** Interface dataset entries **
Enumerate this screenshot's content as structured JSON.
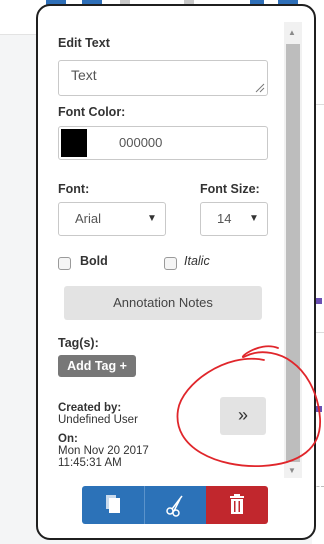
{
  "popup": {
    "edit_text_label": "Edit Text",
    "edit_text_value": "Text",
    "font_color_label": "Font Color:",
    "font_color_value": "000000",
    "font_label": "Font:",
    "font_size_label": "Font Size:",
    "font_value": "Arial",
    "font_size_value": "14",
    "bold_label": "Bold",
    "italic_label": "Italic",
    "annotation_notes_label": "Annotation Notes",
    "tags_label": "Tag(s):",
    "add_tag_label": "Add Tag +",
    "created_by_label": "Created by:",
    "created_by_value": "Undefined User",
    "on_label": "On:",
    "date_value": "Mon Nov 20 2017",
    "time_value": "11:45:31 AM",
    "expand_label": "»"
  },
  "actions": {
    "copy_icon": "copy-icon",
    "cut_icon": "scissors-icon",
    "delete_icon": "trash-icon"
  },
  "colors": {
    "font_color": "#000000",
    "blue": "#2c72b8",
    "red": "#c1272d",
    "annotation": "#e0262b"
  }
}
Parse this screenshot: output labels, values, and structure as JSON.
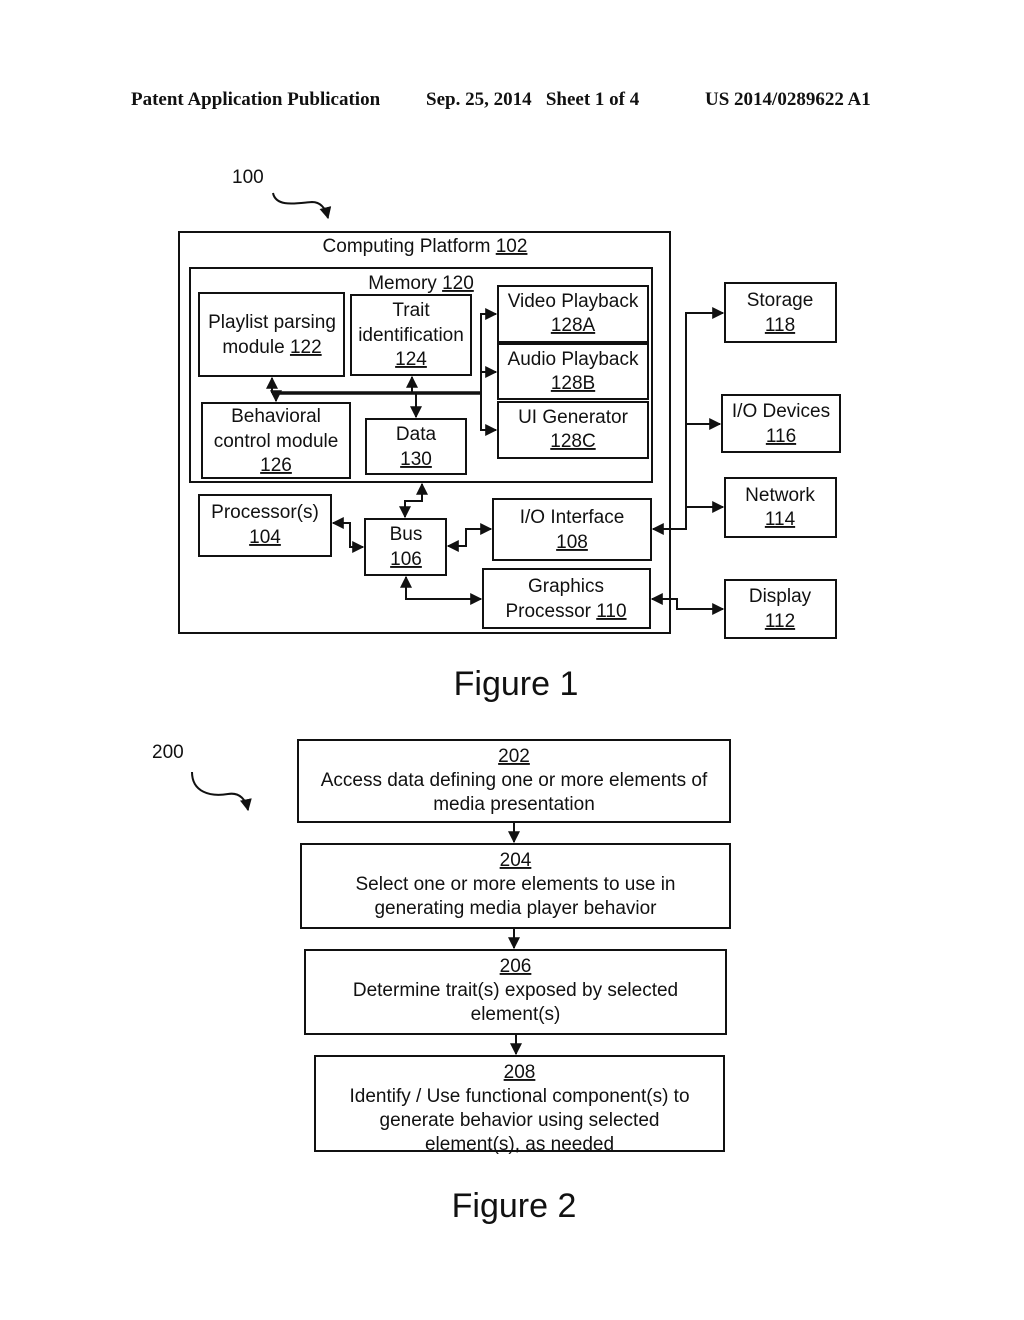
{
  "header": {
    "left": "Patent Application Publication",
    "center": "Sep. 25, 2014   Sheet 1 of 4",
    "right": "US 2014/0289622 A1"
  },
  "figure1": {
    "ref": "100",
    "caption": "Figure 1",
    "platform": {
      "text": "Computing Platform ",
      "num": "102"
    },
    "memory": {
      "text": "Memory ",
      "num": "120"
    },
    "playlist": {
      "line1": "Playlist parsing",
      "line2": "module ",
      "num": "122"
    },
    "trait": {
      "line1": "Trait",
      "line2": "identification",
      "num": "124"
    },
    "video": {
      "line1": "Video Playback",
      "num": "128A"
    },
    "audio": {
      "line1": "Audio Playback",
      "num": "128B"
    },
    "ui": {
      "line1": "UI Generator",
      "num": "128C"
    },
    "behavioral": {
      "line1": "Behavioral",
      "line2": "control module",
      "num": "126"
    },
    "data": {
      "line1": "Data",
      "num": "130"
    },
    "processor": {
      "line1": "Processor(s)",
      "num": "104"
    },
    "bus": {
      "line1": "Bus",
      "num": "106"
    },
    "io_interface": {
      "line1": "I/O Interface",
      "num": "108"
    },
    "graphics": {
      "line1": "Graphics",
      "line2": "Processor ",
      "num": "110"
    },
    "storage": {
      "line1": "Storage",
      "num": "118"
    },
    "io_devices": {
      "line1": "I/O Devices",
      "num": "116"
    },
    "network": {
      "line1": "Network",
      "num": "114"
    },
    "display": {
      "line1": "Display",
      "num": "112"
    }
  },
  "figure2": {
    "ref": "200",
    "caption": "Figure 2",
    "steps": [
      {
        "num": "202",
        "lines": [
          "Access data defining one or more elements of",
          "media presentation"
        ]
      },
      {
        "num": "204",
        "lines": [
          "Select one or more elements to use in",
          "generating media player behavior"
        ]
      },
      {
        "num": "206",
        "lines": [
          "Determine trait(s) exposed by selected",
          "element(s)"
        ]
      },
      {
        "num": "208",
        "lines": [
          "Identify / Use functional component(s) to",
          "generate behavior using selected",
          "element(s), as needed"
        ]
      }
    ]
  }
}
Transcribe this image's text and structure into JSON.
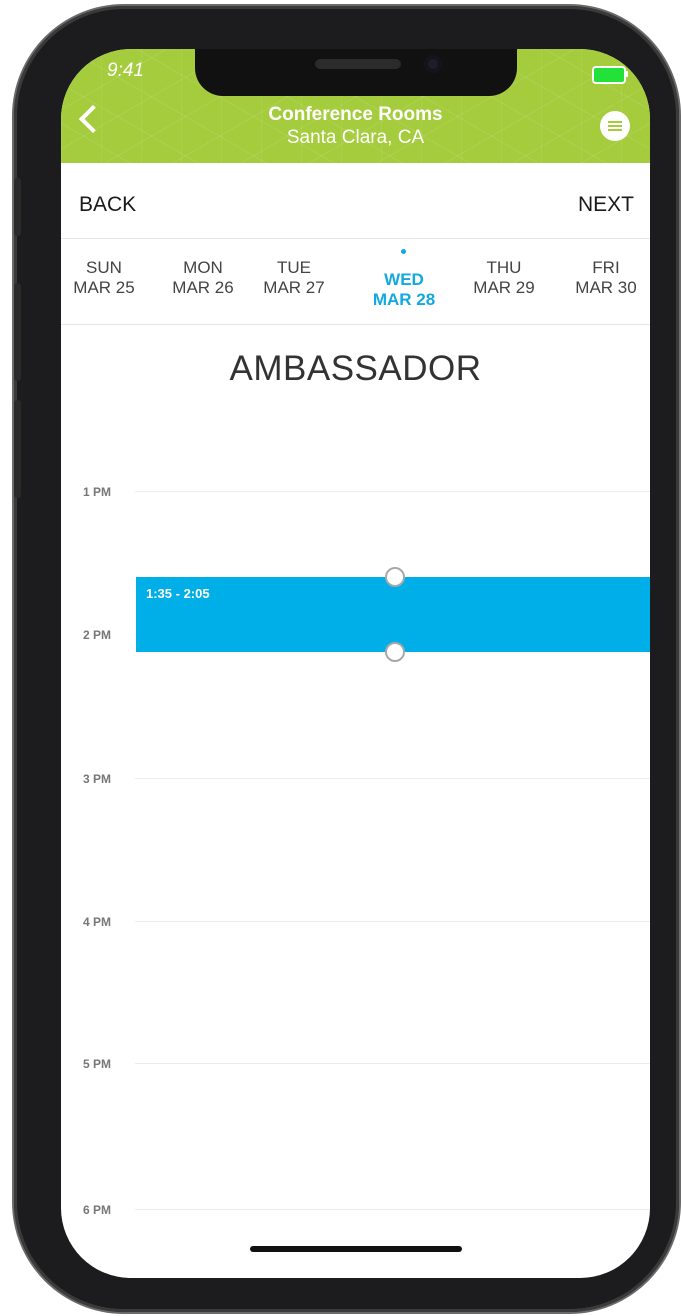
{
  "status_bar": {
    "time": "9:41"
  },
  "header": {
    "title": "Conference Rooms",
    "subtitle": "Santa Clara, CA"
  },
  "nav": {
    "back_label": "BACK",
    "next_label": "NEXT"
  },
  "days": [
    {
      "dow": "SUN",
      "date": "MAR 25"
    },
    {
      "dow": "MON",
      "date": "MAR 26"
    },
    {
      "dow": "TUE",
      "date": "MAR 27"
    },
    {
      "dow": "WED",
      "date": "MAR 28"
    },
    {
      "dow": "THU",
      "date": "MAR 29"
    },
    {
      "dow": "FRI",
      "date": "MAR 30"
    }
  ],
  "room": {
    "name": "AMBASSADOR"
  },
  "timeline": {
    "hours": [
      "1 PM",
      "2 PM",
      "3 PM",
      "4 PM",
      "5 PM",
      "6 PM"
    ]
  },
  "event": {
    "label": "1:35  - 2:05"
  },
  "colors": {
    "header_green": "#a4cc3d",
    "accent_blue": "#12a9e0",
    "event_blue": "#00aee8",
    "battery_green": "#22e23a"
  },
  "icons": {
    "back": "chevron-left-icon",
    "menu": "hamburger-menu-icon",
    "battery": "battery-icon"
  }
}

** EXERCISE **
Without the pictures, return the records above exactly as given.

** TASK RESPONSE **
Enumerate this screenshot's content as structured JSON.
{
  "popup": {
    "edit_text_label": "Edit Text",
    "edit_text_value": "Text",
    "font_color_label": "Font Color:",
    "font_color_value": "000000",
    "font_label": "Font:",
    "font_size_label": "Font Size:",
    "font_value": "Arial",
    "font_size_value": "14",
    "bold_label": "Bold",
    "italic_label": "Italic",
    "annotation_notes_label": "Annotation Notes",
    "tags_label": "Tag(s):",
    "add_tag_label": "Add Tag +",
    "created_by_label": "Created by:",
    "created_by_value": "Undefined User",
    "on_label": "On:",
    "date_value": "Mon Nov 20 2017",
    "time_value": "11:45:31 AM",
    "expand_label": "»"
  },
  "actions": {
    "copy_icon": "copy-icon",
    "cut_icon": "scissors-icon",
    "delete_icon": "trash-icon"
  },
  "colors": {
    "font_color": "#000000",
    "blue": "#2c72b8",
    "red": "#c1272d",
    "annotation": "#e0262b"
  }
}
Parse this screenshot: output labels, values, and structure as JSON.
{
  "header": {
    "left": "Patent Application Publication",
    "center": "Sep. 25, 2014   Sheet 1 of 4",
    "right": "US 2014/0289622 A1"
  },
  "figure1": {
    "ref": "100",
    "caption": "Figure 1",
    "platform": {
      "text": "Computing Platform ",
      "num": "102"
    },
    "memory": {
      "text": "Memory ",
      "num": "120"
    },
    "playlist": {
      "line1": "Playlist parsing",
      "line2": "module ",
      "num": "122"
    },
    "trait": {
      "line1": "Trait",
      "line2": "identification",
      "num": "124"
    },
    "video": {
      "line1": "Video Playback",
      "num": "128A"
    },
    "audio": {
      "line1": "Audio Playback",
      "num": "128B"
    },
    "ui": {
      "line1": "UI Generator",
      "num": "128C"
    },
    "behavioral": {
      "line1": "Behavioral",
      "line2": "control module",
      "num": "126"
    },
    "data": {
      "line1": "Data",
      "num": "130"
    },
    "processor": {
      "line1": "Processor(s)",
      "num": "104"
    },
    "bus": {
      "line1": "Bus",
      "num": "106"
    },
    "io_interface": {
      "line1": "I/O Interface",
      "num": "108"
    },
    "graphics": {
      "line1": "Graphics",
      "line2": "Processor ",
      "num": "110"
    },
    "storage": {
      "line1": "Storage",
      "num": "118"
    },
    "io_devices": {
      "line1": "I/O Devices",
      "num": "116"
    },
    "network": {
      "line1": "Network",
      "num": "114"
    },
    "display": {
      "line1": "Display",
      "num": "112"
    }
  },
  "figure2": {
    "ref": "200",
    "caption": "Figure 2",
    "steps": [
      {
        "num": "202",
        "lines": [
          "Access data defining one or more elements of",
          "media presentation"
        ]
      },
      {
        "num": "204",
        "lines": [
          "Select one or more elements to use in",
          "generating media player behavior"
        ]
      },
      {
        "num": "206",
        "lines": [
          "Determine trait(s) exposed by selected",
          "element(s)"
        ]
      },
      {
        "num": "208",
        "lines": [
          "Identify / Use functional component(s) to",
          "generate behavior using selected",
          "element(s), as needed"
        ]
      }
    ]
  }
}
Transcribe this image's text and structure into JSON.
{
  "status_bar": {
    "time": "9:41"
  },
  "header": {
    "title": "Conference Rooms",
    "subtitle": "Santa Clara, CA"
  },
  "nav": {
    "back_label": "BACK",
    "next_label": "NEXT"
  },
  "days": [
    {
      "dow": "SUN",
      "date": "MAR 25"
    },
    {
      "dow": "MON",
      "date": "MAR 26"
    },
    {
      "dow": "TUE",
      "date": "MAR 27"
    },
    {
      "dow": "WED",
      "date": "MAR 28"
    },
    {
      "dow": "THU",
      "date": "MAR 29"
    },
    {
      "dow": "FRI",
      "date": "MAR 30"
    }
  ],
  "room": {
    "name": "AMBASSADOR"
  },
  "timeline": {
    "hours": [
      "1 PM",
      "2 PM",
      "3 PM",
      "4 PM",
      "5 PM",
      "6 PM"
    ]
  },
  "event": {
    "label": "1:35  - 2:05"
  },
  "colors": {
    "header_green": "#a4cc3d",
    "accent_blue": "#12a9e0",
    "event_blue": "#00aee8",
    "battery_green": "#22e23a"
  },
  "icons": {
    "back": "chevron-left-icon",
    "menu": "hamburger-menu-icon",
    "battery": "battery-icon"
  }
}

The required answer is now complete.